In 2005, the Southern Poverty Law Center wrote that “[Paul] Cameron’s ‘science’ echoes Nazi Germany.” What the SPLC didn”t know was Cameron doesn’t just “echo” Nazi Germany. He quoted extensively from one of the Final Solution’s architects. This puts his fascination with quarantines, mandatory tattoos, and extermination being a “plausible idea” in a whole new and deeply disturbing light.
On February 10, I attended an all-day “Love Won Out” ex-gay conference in Phoenix, put on by Focus on the Family and Exodus International. In this series of reports, I talk about what I learned there: the people who go to these conferences, the things that they hear, and what this all means for them, their families and for the rest of us.
Prologue: Why I Went To “Love Won Out”

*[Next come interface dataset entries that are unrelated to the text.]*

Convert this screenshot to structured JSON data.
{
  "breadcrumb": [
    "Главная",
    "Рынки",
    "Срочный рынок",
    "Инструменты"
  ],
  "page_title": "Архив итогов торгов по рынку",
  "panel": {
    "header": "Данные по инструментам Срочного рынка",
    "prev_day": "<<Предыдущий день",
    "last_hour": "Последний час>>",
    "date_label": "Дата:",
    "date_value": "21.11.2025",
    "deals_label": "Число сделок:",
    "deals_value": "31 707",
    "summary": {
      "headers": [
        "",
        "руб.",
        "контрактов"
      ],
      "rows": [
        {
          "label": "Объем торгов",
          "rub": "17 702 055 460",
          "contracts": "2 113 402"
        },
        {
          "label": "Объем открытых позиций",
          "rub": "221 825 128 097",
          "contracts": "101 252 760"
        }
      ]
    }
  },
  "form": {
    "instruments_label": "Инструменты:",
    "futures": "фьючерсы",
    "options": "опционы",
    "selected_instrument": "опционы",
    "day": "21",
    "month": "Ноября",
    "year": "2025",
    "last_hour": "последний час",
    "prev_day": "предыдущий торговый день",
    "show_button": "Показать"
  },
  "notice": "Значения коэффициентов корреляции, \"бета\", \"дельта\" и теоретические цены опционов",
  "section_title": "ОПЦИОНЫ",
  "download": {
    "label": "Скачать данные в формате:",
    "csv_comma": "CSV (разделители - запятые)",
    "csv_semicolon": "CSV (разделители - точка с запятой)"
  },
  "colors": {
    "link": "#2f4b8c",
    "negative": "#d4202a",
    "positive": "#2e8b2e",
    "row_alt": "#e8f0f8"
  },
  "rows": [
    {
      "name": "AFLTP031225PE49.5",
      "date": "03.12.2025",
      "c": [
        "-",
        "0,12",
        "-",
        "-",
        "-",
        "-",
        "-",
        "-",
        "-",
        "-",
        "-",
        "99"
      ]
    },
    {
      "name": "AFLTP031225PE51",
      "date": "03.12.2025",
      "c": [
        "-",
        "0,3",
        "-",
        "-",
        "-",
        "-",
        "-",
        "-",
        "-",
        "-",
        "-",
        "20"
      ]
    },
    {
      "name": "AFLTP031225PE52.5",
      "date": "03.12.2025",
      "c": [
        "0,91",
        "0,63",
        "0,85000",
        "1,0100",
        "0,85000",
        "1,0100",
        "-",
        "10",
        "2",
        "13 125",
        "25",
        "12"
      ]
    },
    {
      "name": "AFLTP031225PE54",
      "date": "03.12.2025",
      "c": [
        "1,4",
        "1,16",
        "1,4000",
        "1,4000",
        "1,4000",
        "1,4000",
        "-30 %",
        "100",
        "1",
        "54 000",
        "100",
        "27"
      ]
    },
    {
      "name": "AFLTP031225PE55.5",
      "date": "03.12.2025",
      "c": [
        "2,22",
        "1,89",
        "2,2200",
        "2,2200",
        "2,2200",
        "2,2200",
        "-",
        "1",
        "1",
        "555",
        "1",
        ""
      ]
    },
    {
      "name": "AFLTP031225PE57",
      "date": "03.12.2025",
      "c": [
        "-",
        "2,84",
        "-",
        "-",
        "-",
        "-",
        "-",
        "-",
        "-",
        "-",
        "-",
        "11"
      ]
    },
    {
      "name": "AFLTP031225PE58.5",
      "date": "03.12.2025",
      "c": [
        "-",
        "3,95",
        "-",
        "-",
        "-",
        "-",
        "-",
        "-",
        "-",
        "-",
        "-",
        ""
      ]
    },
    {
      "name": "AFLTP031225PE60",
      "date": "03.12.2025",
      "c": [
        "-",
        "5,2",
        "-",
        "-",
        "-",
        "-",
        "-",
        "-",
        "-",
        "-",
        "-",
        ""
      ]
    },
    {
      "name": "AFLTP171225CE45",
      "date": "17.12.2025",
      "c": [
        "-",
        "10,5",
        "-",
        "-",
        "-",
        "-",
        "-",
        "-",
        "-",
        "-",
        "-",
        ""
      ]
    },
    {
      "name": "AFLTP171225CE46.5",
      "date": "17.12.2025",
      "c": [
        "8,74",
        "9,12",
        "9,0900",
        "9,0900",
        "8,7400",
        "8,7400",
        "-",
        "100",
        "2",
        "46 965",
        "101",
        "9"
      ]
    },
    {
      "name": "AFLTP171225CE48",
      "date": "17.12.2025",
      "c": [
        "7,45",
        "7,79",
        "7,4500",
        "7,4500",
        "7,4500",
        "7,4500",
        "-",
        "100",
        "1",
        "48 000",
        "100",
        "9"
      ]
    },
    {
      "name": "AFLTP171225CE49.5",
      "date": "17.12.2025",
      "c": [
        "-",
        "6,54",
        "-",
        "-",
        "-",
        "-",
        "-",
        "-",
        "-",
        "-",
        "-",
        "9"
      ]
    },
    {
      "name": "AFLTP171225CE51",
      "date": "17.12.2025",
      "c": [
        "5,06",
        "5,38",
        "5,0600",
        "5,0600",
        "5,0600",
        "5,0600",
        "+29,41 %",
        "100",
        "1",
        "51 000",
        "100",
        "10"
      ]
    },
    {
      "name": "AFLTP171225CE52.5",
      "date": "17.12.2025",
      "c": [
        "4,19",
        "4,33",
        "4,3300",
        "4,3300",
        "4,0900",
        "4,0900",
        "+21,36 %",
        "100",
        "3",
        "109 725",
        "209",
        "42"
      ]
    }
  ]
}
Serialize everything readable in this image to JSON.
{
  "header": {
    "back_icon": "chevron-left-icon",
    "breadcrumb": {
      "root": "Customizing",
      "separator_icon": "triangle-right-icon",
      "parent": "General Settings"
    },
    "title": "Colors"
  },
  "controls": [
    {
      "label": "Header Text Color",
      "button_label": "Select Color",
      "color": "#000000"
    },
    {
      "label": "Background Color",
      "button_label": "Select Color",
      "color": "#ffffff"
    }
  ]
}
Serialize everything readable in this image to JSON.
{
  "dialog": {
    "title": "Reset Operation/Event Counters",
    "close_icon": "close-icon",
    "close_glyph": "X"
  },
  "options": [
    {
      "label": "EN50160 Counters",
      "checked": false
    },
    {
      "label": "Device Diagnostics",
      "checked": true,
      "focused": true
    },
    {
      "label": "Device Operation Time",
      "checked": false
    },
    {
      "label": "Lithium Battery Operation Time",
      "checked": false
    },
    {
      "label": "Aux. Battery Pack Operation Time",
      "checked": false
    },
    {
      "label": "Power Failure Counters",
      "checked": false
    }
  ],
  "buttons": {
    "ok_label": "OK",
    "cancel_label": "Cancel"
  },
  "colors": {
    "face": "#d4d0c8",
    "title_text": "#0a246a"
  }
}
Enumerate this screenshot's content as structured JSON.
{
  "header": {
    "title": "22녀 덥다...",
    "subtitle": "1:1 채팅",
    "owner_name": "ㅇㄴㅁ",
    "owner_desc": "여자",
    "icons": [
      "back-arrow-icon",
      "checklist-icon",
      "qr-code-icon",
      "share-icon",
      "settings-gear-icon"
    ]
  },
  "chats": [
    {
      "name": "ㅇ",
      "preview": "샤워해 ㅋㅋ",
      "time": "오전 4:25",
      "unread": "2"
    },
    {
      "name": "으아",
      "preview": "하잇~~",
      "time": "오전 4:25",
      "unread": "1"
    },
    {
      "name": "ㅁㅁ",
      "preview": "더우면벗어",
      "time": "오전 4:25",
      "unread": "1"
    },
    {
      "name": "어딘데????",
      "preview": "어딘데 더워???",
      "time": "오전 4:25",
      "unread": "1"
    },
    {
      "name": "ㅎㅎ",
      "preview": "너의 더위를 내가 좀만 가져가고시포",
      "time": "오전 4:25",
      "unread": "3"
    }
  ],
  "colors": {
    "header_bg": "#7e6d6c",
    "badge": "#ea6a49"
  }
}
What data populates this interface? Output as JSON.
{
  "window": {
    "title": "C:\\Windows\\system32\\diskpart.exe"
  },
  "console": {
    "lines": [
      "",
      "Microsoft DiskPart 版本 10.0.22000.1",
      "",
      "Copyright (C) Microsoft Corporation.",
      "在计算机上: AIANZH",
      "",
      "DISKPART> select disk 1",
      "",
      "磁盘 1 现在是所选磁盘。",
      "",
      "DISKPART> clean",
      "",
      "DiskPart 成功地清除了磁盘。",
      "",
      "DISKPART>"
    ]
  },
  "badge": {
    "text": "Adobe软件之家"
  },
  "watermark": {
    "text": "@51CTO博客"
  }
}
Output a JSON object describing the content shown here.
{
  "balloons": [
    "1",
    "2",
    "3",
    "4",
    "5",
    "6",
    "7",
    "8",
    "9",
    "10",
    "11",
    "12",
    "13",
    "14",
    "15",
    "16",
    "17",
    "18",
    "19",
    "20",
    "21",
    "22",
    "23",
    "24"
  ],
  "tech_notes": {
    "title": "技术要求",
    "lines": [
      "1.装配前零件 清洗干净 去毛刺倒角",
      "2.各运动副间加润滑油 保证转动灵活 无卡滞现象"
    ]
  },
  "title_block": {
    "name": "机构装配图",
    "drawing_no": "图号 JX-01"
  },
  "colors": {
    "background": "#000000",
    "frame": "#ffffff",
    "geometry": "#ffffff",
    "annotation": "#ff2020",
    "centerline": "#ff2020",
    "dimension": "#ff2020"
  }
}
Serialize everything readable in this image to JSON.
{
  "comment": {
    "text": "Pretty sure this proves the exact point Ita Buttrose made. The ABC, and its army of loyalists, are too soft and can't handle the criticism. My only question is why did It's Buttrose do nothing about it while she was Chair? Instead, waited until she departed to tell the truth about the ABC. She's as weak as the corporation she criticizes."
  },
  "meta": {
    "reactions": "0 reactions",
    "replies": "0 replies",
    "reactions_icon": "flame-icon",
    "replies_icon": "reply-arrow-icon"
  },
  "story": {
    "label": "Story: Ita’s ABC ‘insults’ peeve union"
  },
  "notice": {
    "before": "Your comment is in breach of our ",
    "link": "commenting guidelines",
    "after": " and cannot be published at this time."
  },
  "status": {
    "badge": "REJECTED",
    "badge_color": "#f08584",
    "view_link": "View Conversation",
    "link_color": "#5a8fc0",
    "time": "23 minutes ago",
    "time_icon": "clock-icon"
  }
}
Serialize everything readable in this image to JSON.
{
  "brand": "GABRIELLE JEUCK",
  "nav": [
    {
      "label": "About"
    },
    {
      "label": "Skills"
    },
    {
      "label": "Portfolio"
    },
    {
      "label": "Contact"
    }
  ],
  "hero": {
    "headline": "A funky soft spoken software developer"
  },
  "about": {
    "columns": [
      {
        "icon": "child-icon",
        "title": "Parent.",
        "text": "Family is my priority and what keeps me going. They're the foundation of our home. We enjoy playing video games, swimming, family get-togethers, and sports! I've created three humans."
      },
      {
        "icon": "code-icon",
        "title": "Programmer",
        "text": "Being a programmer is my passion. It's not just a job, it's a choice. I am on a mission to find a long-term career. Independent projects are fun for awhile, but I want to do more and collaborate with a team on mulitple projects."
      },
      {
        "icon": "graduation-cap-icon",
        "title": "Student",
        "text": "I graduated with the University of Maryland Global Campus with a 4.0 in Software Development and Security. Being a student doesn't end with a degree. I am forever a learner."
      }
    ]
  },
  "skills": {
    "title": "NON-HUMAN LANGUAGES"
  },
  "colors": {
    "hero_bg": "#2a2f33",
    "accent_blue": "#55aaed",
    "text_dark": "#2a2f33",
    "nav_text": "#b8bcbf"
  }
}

Part 1: What’s Love Got To Do With It?
Part 2: Parents Struggle With “No Exceptions”
Part 3: A Whole New Dialect
Part 4: It Depends On How The Meaning of the Word "Change" Changes
Part 5: A Candid Explanation For "Change"
Using the same research methods employed by most anti-gay political pressure groups, we examine the statistics and the case studies that dispel many of the myths about heterosexuality. Download your copy today!
And don‘t miss our companion report, How To Write An Anti-Gay Tract In Fifteen Easy Steps.
Anti-gay activists often charge that gay men and women pose a threat to children. In this report, we explore the supposed connection between homosexuality and child sexual abuse, the conclusions reached by the most knowledgeable professionals in the field, and how anti-gay activists continue to ignore their findings. This has tremendous consequences, not just for gay men and women, but more importantly for the safety of all our children.
Anti-gay activists often cite the “Dutch Study” to claim that gay unions last only about 1½ years and that the these men have an average of eight additional partners per year outside of their steady relationship. In this report, we will take you step by step into the study to see whether the claims are true.
Tony Perkins’ Family Research Council submitted an Amicus Brief to the Maryland Court of Appeals as that court prepared to consider the issue of gay marriage. We examine just one small section of that brief to reveal the junk science and fraudulent claims of the Family “Research” Council.
The FBI’s annual Hate Crime Statistics aren’t as complete as they ought to be, and their report for 2004 was no exception. In fact, their most recent report has quite a few glaring holes. Holes big enough for Daniel Fetty to fall through.